In a decisive move to tackle the enduring challenge of human-wildlife conflict, Kenya's Ministry of Tourism and Wildlife unveiled a comprehensive plan on Tuesday at the Bomas of Kenya.

This initiative, spearheaded by Tourism Cabinet Secretary Dr. Alfred Mutua, prioritizes a data-driven approach to conflict resolution, fosters local community engagement, and lays the groundwork for sustainable resource management.

Shifting from reactive to proactive: Acknowledging the economic complexities allegedly inherited by the current administration, Mutua emphasized the government's commitment to long-term prosperity.

He likened the initial economic measures to preparing the land for cultivation, stating, "President William Ruto had to clear the Kenyan farm and ready it for planting when he took power. He has now planted and weeding is currently underway. Kenyans should be patient as we wait for the harvest."

At the heart of the plan lies a paradigm shift in human-wildlife conflict management.

Recognizing the limitations of the existing manual system, the ministry is piloting a digital claims administrator in six conflict-prone counties including Narok, Kajiado, Taita Taveta, Meru, Baringo and Laikipia.

This platform, a central pillar of the initiative, will streamline data collection, expedite claim processing, and ensure transparent and efficient compensation for affected communities.

So far, the Government has paid out Sh908 million for compensation for human-wildlife conflicts in the financial year 2023/2024 and will soon start to pay out another Sh950 million for the financial year 2023/2024.

Empowering communities, building resilience: Beyond compensation, the initiative prioritizes community involvement, recognizing that successful conservation hinges on local well-being.

The government has allocated 500 million shillings in the current financial year for water and road infrastructure within conservancies.

This investment aims to foster resilience, improve livelihoods, and cultivate a sense of shared ownership over wildlife resources. 

Holistic vision for the future: The plan extends beyond immediate concerns, embracing a long-term vision for sustainable resource management.

The ministry is actively collaborating on the development of an integrated natural resource management policy, fostering a broad-based stakeholder dialogue for responsible resource utilization.

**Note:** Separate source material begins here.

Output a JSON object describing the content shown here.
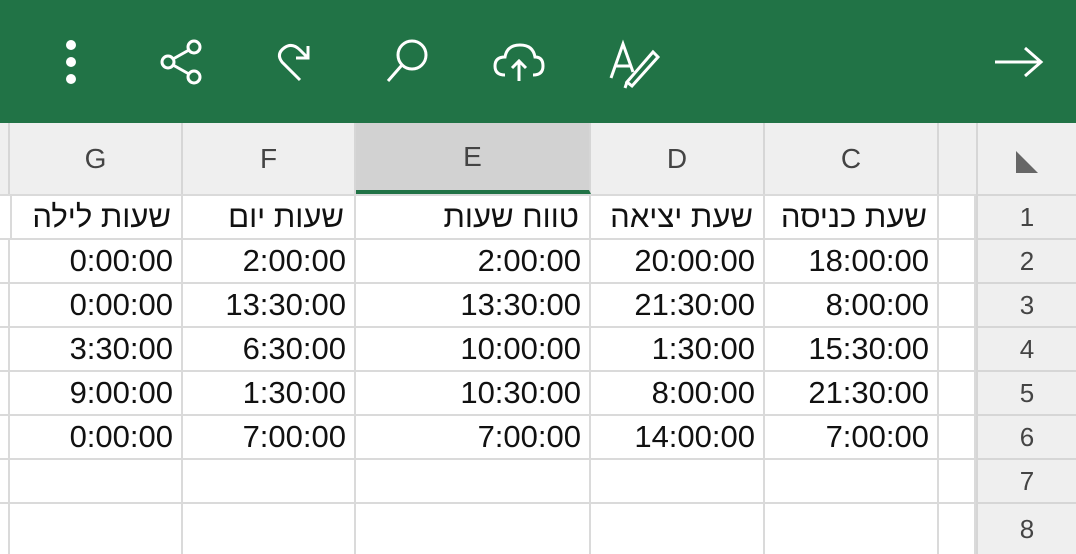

Additionally, the Wildlife Conservation and Management Bill 2024 will undergo public participation, paving the way for a legal framework that addresses contemporary challenges effectively.

"We are also soon embarking on the public participation process of the Wildlife Conservation and Management Bill 2024. The bill, once enacted into law, will replace the Wildlife Conservation and Management Bill 2013, which had many gaps and challenges," Mutua disclosed

This multifaceted plan signifies a significant departure from traditional approaches to human-wildlife conflict.

By prioritizing a data-driven platform, empowering communities, and embracing a holistic vision for the future, Kenya offers a roadmap for a future where humans and wildlife can co-exist in harmony.